Just right of the viewfinder, like you'd find on a budget DSLR, is an AF/AE lock button, below which is an easy-to-overlook joystick, though it's so small and slightly fiddly that it should perhaps be renamed the 'joy-less' stick. Press this down, hold it, and a pull down menu containing a smattering of useful settings appears on screen to save you having to delve into the main menus for similar. This enables on-the-fly access to an Aladdin's cave of options, including the important likes of image stabilization mode, metering (spot, centre weighted and average), auto focus areas (or opt for face detection mode), white balance, ISO, image resolution and image quality, movie recording quality and LCD mode. Like other Panasonic Lumix compacts you get the choice here to brighten the overall display ('power LCD' mode) or opt for the more useful high-angle setting, which aids screen visibility when you're holding the camera at arm's length for a shot over the heads of a crowd. The joystick is also used to set the aperture, shutter speed and expsoure compensation when using the manual shooting modes.
Beneath the stubby joystick is the display button. A quick press either activates or deactivates the number of shooting settings displayed on screen, calls up a live histogram alongside them or displays a nine zone compositional grid for those experimenting with the Rule of Thirds. Below this control is an identically sized button marked with the familiar trashcan icon for deleting unwanted shots quickly. This button also serves a dual purpose as a short cut to the continuous shooting options mentioned above.

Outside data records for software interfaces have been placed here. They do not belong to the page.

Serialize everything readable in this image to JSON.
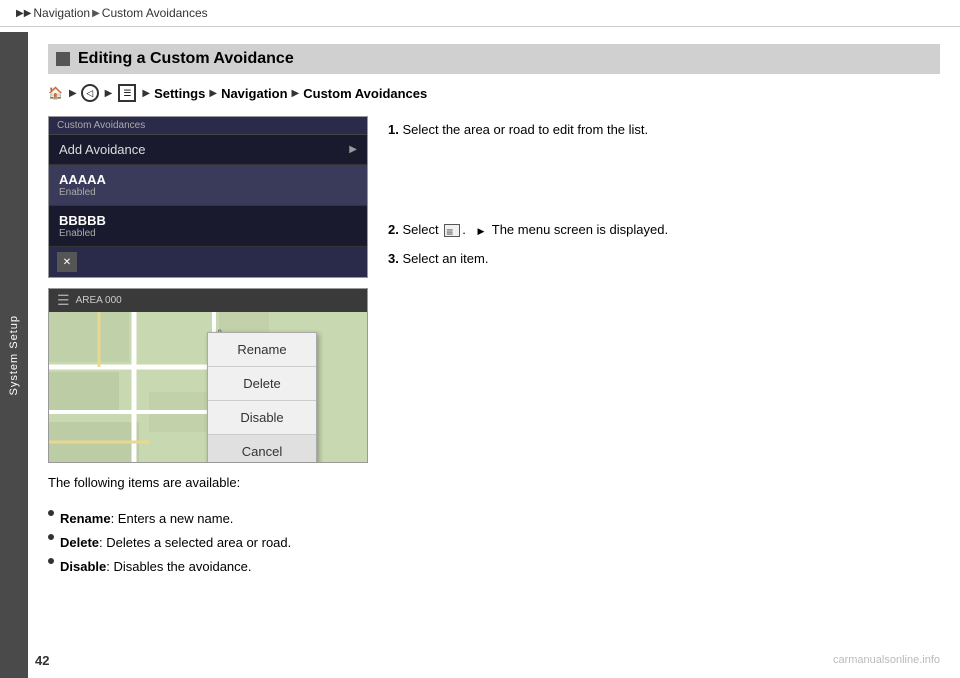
{
  "topbar": {
    "arrows": "▶▶",
    "crumb1": "Navigation",
    "crumb2": "Custom Avoidances",
    "arrow_char": "▶"
  },
  "sidebar": {
    "label": "System Setup"
  },
  "page_number": "42",
  "section_heading": "Editing a Custom Avoidance",
  "path_line": {
    "settings": "Settings",
    "navigation": "Navigation",
    "custom": "Custom Avoidances"
  },
  "screen1": {
    "title": "Custom Avoidances",
    "add_item": "Add Avoidance",
    "item1_name": "AAAAA",
    "item1_status": "Enabled",
    "item2_name": "BBBBB",
    "item2_status": "Enabled"
  },
  "screen2": {
    "area_label": "AREA 000",
    "popup": {
      "rename": "Rename",
      "delete": "Delete",
      "disable": "Disable",
      "cancel": "Cancel"
    }
  },
  "instructions": {
    "step1": "Select the area or road to edit from the list.",
    "step2": "Select",
    "step2b": "The menu screen is displayed.",
    "step3": "Select an item."
  },
  "bullet_intro": "The following items are available:",
  "bullets": [
    {
      "label": "Rename",
      "desc": "Enters a new name."
    },
    {
      "label": "Delete",
      "desc": "Deletes a selected area or road."
    },
    {
      "label": "Disable",
      "desc": "Disables the avoidance."
    }
  ],
  "watermark": "carmanualsonline.info"
}
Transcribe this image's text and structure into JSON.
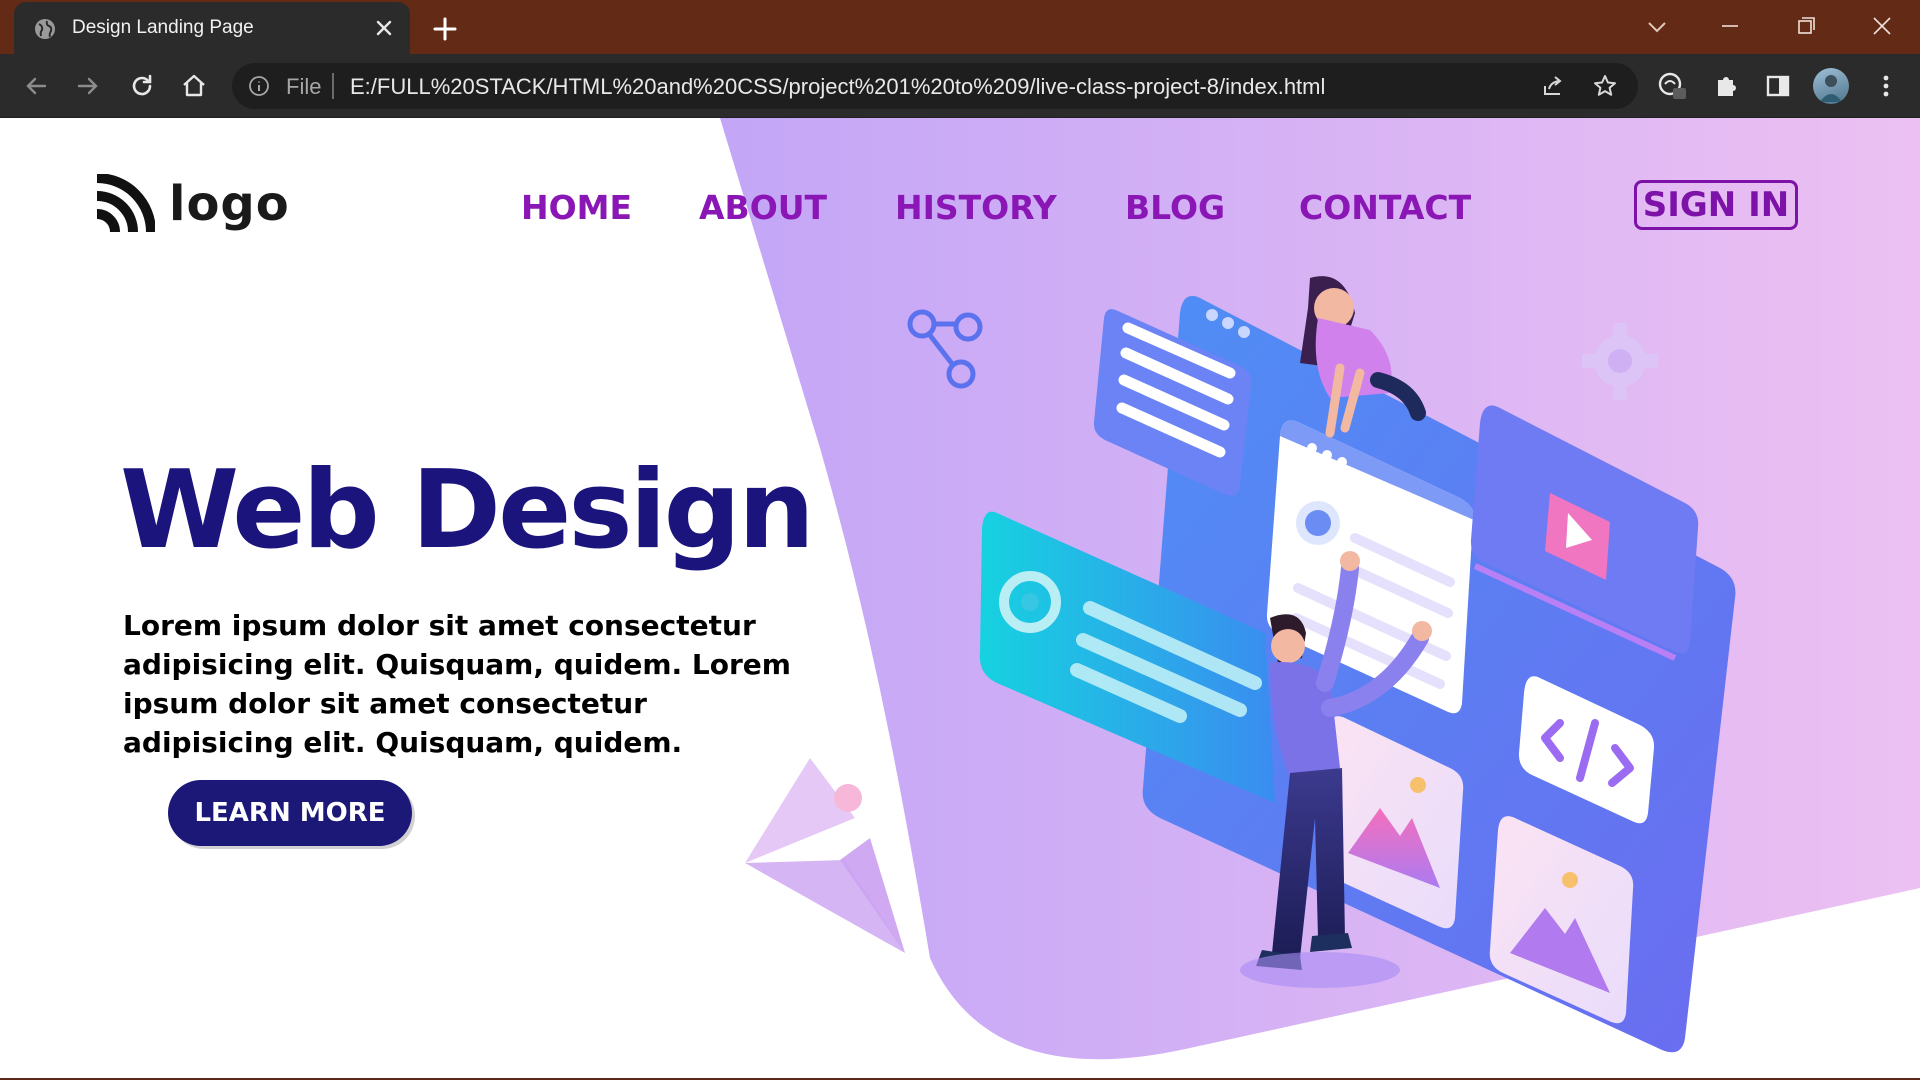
{
  "browser": {
    "tab_title": "Design Landing Page",
    "address_scheme_label": "File",
    "url": "E:/FULL%20STACK/HTML%20and%20CSS/project%201%20to%209/live-class-project-8/index.html"
  },
  "page": {
    "logo_text": "logo",
    "nav": [
      "HOME",
      "ABOUT",
      "HISTORY",
      "BLOG",
      "CONTACT"
    ],
    "signin_label": "SIGN IN",
    "hero_title": "Web Design",
    "hero_text": "Lorem ipsum dolor sit amet consectetur adipisicing elit. Quisquam, quidem. Lorem ipsum dolor sit amet consectetur adipisicing elit. Quisquam, quidem.",
    "cta_label": "LEARN MORE"
  },
  "icons": {
    "tab_favicon": "globe-icon",
    "tab_close": "close-icon",
    "new_tab": "plus-icon",
    "back": "arrow-left-icon",
    "forward": "arrow-right-icon",
    "reload": "reload-icon",
    "home": "home-icon",
    "site_info": "info-icon",
    "share": "share-icon",
    "bookmark": "star-icon",
    "extension_1": "extension-badge-icon",
    "extensions": "puzzle-icon",
    "side_panel": "side-panel-icon",
    "menu": "kebab-menu-icon"
  },
  "colors": {
    "tabbar": "#632b16",
    "toolbar": "#2b2b2b",
    "nav_link": "#8a17b5",
    "hero_title": "#1b147c",
    "cta_background": "#1b1878",
    "shape_gradient_start": "#c6a8f8",
    "shape_gradient_end": "#ecc1f3"
  }
}
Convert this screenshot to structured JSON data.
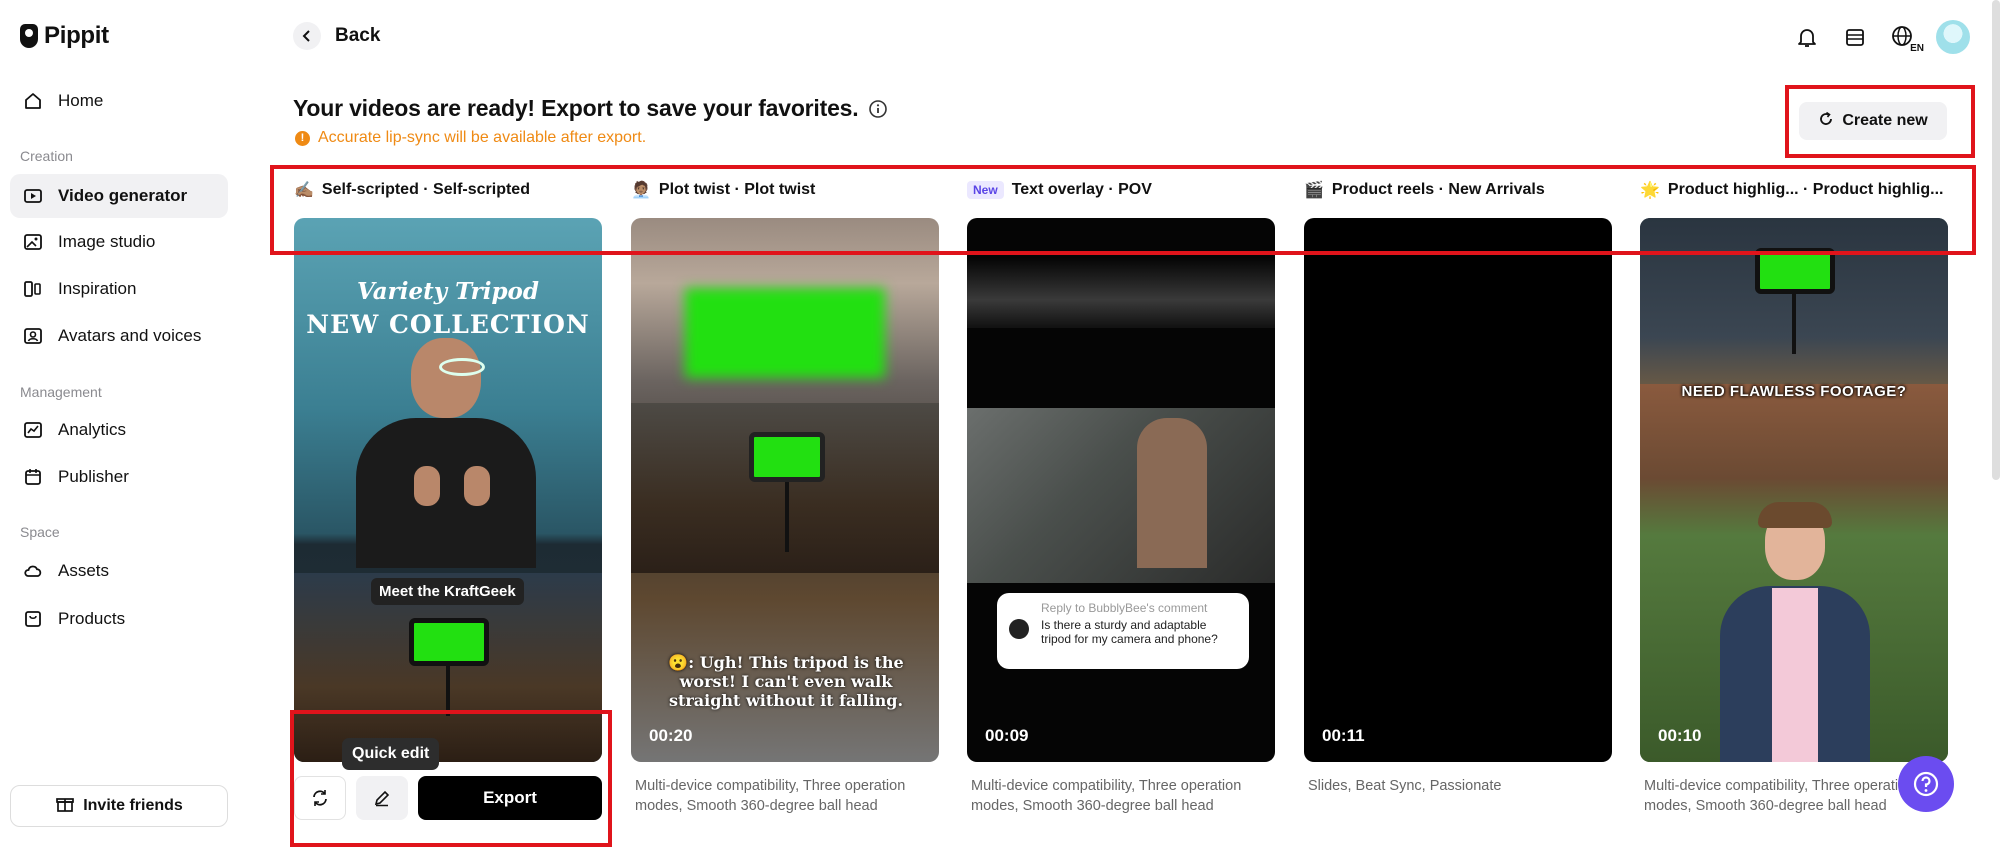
{
  "app": {
    "name": "Pippit"
  },
  "sidebar": {
    "items": [
      {
        "label": "Home",
        "icon": "home-icon"
      },
      {
        "label": "Video generator",
        "icon": "video-generator-icon",
        "active": true
      },
      {
        "label": "Image studio",
        "icon": "image-studio-icon"
      },
      {
        "label": "Inspiration",
        "icon": "inspiration-icon"
      },
      {
        "label": "Avatars and voices",
        "icon": "avatar-icon"
      },
      {
        "label": "Analytics",
        "icon": "analytics-icon"
      },
      {
        "label": "Publisher",
        "icon": "calendar-icon"
      },
      {
        "label": "Assets",
        "icon": "cloud-icon"
      },
      {
        "label": "Products",
        "icon": "products-icon"
      }
    ],
    "sections": {
      "creation": "Creation",
      "management": "Management",
      "space": "Space"
    },
    "invite_label": "Invite friends"
  },
  "topbar": {
    "back_label": "Back",
    "language": "EN"
  },
  "header": {
    "title": "Your videos are ready! Export to save your favorites.",
    "warning": "Accurate lip-sync will be available after export.",
    "create_new_label": "Create new"
  },
  "cards": [
    {
      "emoji": "✍🏽",
      "title": "Self-scripted · Self-scripted",
      "overlay_title_1": "Variety Tripod",
      "overlay_title_2": "NEW COLLECTION",
      "caption": "Meet the KraftGeek",
      "tooltip": "Quick edit",
      "export_label": "Export"
    },
    {
      "emoji": "🧑🏽‍💼",
      "title": "Plot twist · Plot twist",
      "duration": "00:20",
      "subtitle": "😮: Ugh! This tripod is the worst! I can't even walk straight without it falling.",
      "description": "Multi-device compatibility, Three operation modes, Smooth 360-degree ball head"
    },
    {
      "badge": "New",
      "title": "Text overlay · POV",
      "duration": "00:09",
      "comment_reply": "Reply to BubblyBee's comment",
      "comment_text": "Is there a sturdy and adaptable tripod for my camera and phone?",
      "description": "Multi-device compatibility, Three operation modes, Smooth 360-degree ball head"
    },
    {
      "emoji": "🎬",
      "title": "Product reels · New Arrivals",
      "duration": "00:11",
      "description": "Slides, Beat Sync, Passionate"
    },
    {
      "emoji": "🌟",
      "title": "Product highlig... · Product highlig...",
      "duration": "00:10",
      "overlay_text": "NEED FLAWLESS FOOTAGE?",
      "description": "Multi-device compatibility, Three operation modes, Smooth 360-degree ball head"
    }
  ],
  "colors": {
    "accent": "#6b4cf0",
    "warning": "#ef8a14",
    "annotation": "#e0141b",
    "green_screen": "#22e011"
  }
}
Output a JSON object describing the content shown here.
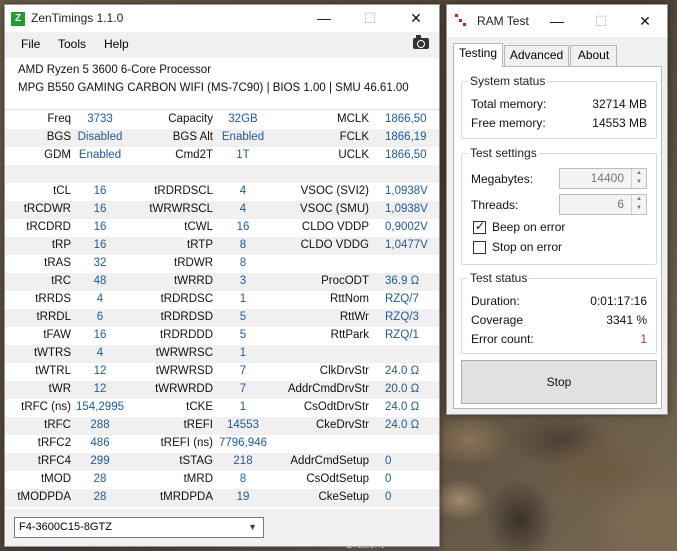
{
  "desktop": {
    "caption": "Braucht"
  },
  "zentimings": {
    "title": "ZenTimings 1.1.0",
    "logo_letter": "Z",
    "window_controls": {
      "minimize": "—",
      "maximize": "☐",
      "close": "✕"
    },
    "menu": [
      "File",
      "Tools",
      "Help"
    ],
    "screenshot_icon": "camera-icon",
    "cpu": "AMD Ryzen 5 3600 6-Core Processor",
    "board": "MPG B550 GAMING CARBON WIFI (MS-7C90) | BIOS 1.00 | SMU 46.61.00",
    "rows": [
      [
        "Freq",
        "3733",
        "Capacity",
        "32GB",
        "MCLK",
        "1866,50"
      ],
      [
        "BGS",
        "Disabled",
        "BGS Alt",
        "Enabled",
        "FCLK",
        "1866,19"
      ],
      [
        "GDM",
        "Enabled",
        "Cmd2T",
        "1T",
        "UCLK",
        "1866,50"
      ],
      [
        "",
        "",
        "",
        "",
        "",
        ""
      ],
      [
        "tCL",
        "16",
        "tRDRDSCL",
        "4",
        "VSOC (SVI2)",
        "1,0938V"
      ],
      [
        "tRCDWR",
        "16",
        "tWRWRSCL",
        "4",
        "VSOC (SMU)",
        "1,0938V"
      ],
      [
        "tRCDRD",
        "16",
        "tCWL",
        "16",
        "CLDO VDDP",
        "0,9002V"
      ],
      [
        "tRP",
        "16",
        "tRTP",
        "8",
        "CLDO VDDG",
        "1,0477V"
      ],
      [
        "tRAS",
        "32",
        "tRDWR",
        "8",
        "",
        ""
      ],
      [
        "tRC",
        "48",
        "tWRRD",
        "3",
        "ProcODT",
        "36.9 Ω"
      ],
      [
        "tRRDS",
        "4",
        "tRDRDSC",
        "1",
        "RttNom",
        "RZQ/7"
      ],
      [
        "tRRDL",
        "6",
        "tRDRDSD",
        "5",
        "RttWr",
        "RZQ/3"
      ],
      [
        "tFAW",
        "16",
        "tRDRDDD",
        "5",
        "RttPark",
        "RZQ/1"
      ],
      [
        "tWTRS",
        "4",
        "tWRWRSC",
        "1",
        "",
        ""
      ],
      [
        "tWTRL",
        "12",
        "tWRWRSD",
        "7",
        "ClkDrvStr",
        "24.0 Ω"
      ],
      [
        "tWR",
        "12",
        "tWRWRDD",
        "7",
        "AddrCmdDrvStr",
        "20.0 Ω"
      ],
      [
        "tRFC (ns)",
        "154,2995",
        "tCKE",
        "1",
        "CsOdtDrvStr",
        "24.0 Ω"
      ],
      [
        "tRFC",
        "288",
        "tREFI",
        "14553",
        "CkeDrvStr",
        "24.0 Ω"
      ],
      [
        "tRFC2",
        "486",
        "tREFI (ns)",
        "7796,946",
        "",
        ""
      ],
      [
        "tRFC4",
        "299",
        "tSTAG",
        "218",
        "AddrCmdSetup",
        "0"
      ],
      [
        "tMOD",
        "28",
        "tMRD",
        "8",
        "CsOdtSetup",
        "0"
      ],
      [
        "tMODPDA",
        "28",
        "tMRDPDA",
        "19",
        "CkeSetup",
        "0"
      ]
    ],
    "profile_select": "F4-3600C15-8GTZ"
  },
  "ramtest": {
    "title": "RAM Test",
    "window_controls": {
      "minimize": "—",
      "maximize": "☐",
      "close": "✕"
    },
    "tabs": [
      "Testing",
      "Advanced",
      "About"
    ],
    "system_status": {
      "title": "System status",
      "total_label": "Total memory:",
      "total_value": "32714 MB",
      "free_label": "Free memory:",
      "free_value": "14553 MB"
    },
    "test_settings": {
      "title": "Test settings",
      "megabytes_label": "Megabytes:",
      "megabytes_value": "14400",
      "threads_label": "Threads:",
      "threads_value": "6",
      "beep_label": "Beep on error",
      "beep_checked": true,
      "stop_label": "Stop on error",
      "stop_checked": false
    },
    "test_status": {
      "title": "Test status",
      "duration_label": "Duration:",
      "duration_value": "0:01:17:16",
      "coverage_label": "Coverage",
      "coverage_value": "3341 %",
      "errors_label": "Error count:",
      "errors_value": "1",
      "error_color": "#c0392b"
    },
    "stop_button": "Stop"
  }
}
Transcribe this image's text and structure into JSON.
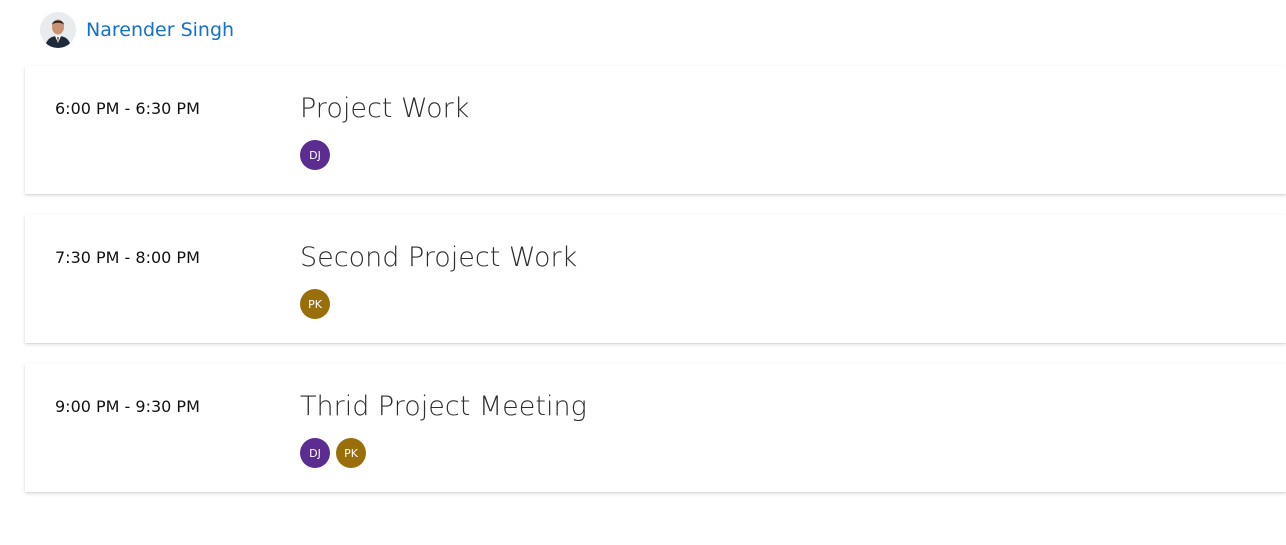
{
  "user": {
    "name": "Narender Singh"
  },
  "colors": {
    "link": "#1470c8",
    "DJ": "#5c2d91",
    "PK": "#986f0b"
  },
  "meetings": [
    {
      "time": "6:00 PM - 6:30 PM",
      "title": "Project Work",
      "attendees": [
        "DJ"
      ]
    },
    {
      "time": "7:30 PM - 8:00 PM",
      "title": "Second Project Work",
      "attendees": [
        "PK"
      ]
    },
    {
      "time": "9:00 PM - 9:30 PM",
      "title": "Thrid Project Meeting",
      "attendees": [
        "DJ",
        "PK"
      ]
    }
  ]
}
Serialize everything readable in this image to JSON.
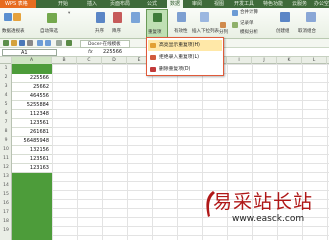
{
  "app": {
    "logo": "WPS 表格"
  },
  "menu_tabs": [
    "开始",
    "插入",
    "页面布局",
    "公式",
    "数据",
    "审阅",
    "视图",
    "开发工具",
    "特色功能",
    "云服务",
    "办公空间"
  ],
  "active_tab_index": 4,
  "ribbon": {
    "pivot": "数据透视表",
    "autofilter": "自动筛选",
    "sort_asc": "升序",
    "sort_desc": "降序",
    "duplicates": "重复项",
    "validity": "有效性",
    "dropdown_list": "插入下拉列表",
    "consolidate": "合并计算",
    "record": "记录单",
    "split": "分列",
    "what_if": "模拟分析",
    "create_group": "创建组",
    "ungroup": "取消组合"
  },
  "document_tab": "Docer-在线模板",
  "formula_bar": {
    "name_box": "A1",
    "fx": "fx",
    "value": "225566"
  },
  "columns": [
    "A",
    "B",
    "C",
    "D",
    "E",
    "F",
    "G",
    "H",
    "I",
    "J",
    "K",
    "L",
    "M"
  ],
  "rows": [
    "1",
    "2",
    "3",
    "4",
    "5",
    "6",
    "7",
    "8",
    "9",
    "10",
    "11",
    "12",
    "13",
    "14",
    "15",
    "16",
    "17",
    "18",
    "19"
  ],
  "cells_col_a": [
    "225566",
    "25662",
    "464556",
    "5255884",
    "112348",
    "123561",
    "261681",
    "56485948",
    "132156",
    "123561",
    "123163",
    "",
    "",
    ""
  ],
  "dropdown": {
    "items": [
      "高亮显示重复项(H)",
      "拒绝录入重复项(L)",
      "删除重复项(D)"
    ]
  },
  "watermark": {
    "text": "易采站长站",
    "url": "www.easck.com"
  }
}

To the right of this we discover the familiar four-way control pad that you'd expect to find on most digital cameras. At its heart is a menu/set button, for calling up the user-friendly if uninspired looking regular menus on the LCD screen. The menus comprise three separate folders; the first for shooting/playback options – dramatically pared down if you're using Intelligent Auto mode – the second for Motion Picture options and the third for the generic set up menu. A subsequent press when you've located the various options goes on to effect any changes, which are quick and precise. Ranged around this central menu/set button are four pads. Although these are used for tabbing through menu options or captured images, press them when in capture mode (and you haven't summoned up a menu) and, starting from the top, you find an exposure compensation button, one for accessing the flash settings, a third for the new Function option, which can be configured to activate one of seven key settings (I chose ISO speed), while the fourth provides access to the self timer options.
At the base of the FZ38 we find a metal screw thread for a tripod, alongside which is a sliding compartment that houses both the chunky rechargeable battery – necessarily providing a good long life as there's no optical viewfinder to fall back on as a power saver – and a slot for an optional SD card (or the higher capacity SDHC format). Apart for a slot for threading through a strap, the right hand side of the camera also houses a Component Out socket for connecting the FZ38 to a HD television or monitor. The left hand side of the unit (if viewed from the back) features a flip open door hiding the combined AV out / DC-in port and the new HDMI socket, again useful for connecting the camera to as HDTV. Unfortunately, Panasonic have decided to cut costs and not include either a component or HDMI cable as standard in the box, which means that you'll have to purchase one separately to take advantage of this camera's HD connectivity.
In summary the DMC-FZ38 is outwardly very similar to its predecessor, but it does offer a number of significant new features under the hood that add up a more well-rounded package suitable for both still and video use.